How do the poorest groups,
who are often least organized, obtain a voice and representation
in the decision-making process in health systems?
Their primary preoccupations
generally lie outside health. They relate more to issues of employment,
incomes and access to infrastructure. While these issues have
a direct bearing on health, they are weakly integrated into health
sector approaches and thus poorly accommodated by health services.
Obtaining a sustained representation
from the poorest groups is difficult. Many of their organizations
have limited resources. Special interest groups with a greater
focus on health may have more resources for participation, but
may also be far less representative of the real voices of the
poor - or of constituents generally.
One option is to use or facilitate
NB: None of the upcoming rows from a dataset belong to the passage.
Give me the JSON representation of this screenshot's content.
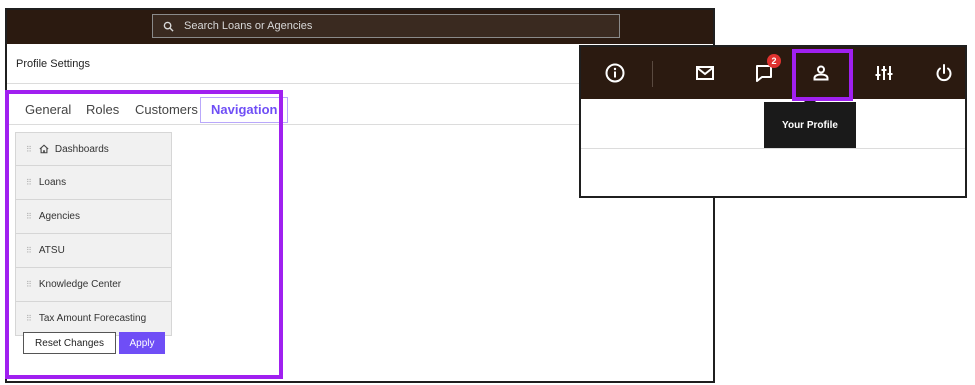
{
  "search": {
    "placeholder": "Search Loans or Agencies"
  },
  "header": {
    "title": "Profile Settings"
  },
  "tabs": [
    {
      "label": "General"
    },
    {
      "label": "Roles"
    },
    {
      "label": "Customers"
    },
    {
      "label": "Navigation",
      "active": true
    }
  ],
  "nav_items": [
    {
      "label": "Dashboards",
      "icon": "home-icon"
    },
    {
      "label": "Loans"
    },
    {
      "label": "Agencies"
    },
    {
      "label": "ATSU"
    },
    {
      "label": "Knowledge Center"
    },
    {
      "label": "Tax Amount Forecasting"
    }
  ],
  "buttons": {
    "reset_label": "Reset Changes",
    "apply_label": "Apply"
  },
  "toolbar": {
    "icons": [
      "info-icon",
      "mail-icon",
      "chat-icon",
      "profile-icon",
      "sliders-icon",
      "power-icon"
    ],
    "chat_badge": "2",
    "tooltip": "Your Profile"
  },
  "colors": {
    "topbar": "#2b1a10",
    "accent": "#6f4ef6",
    "highlight": "#a020f0",
    "badge": "#e0322f"
  }
}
links between service or special interest groups and membership-based
groups. In this way, the human and technical resources of the
former can be applied to the interests and concerns of the latter.
The networking of civic groups in Zimbabwe is an example
of another option: linking stronger with weaker civic groups.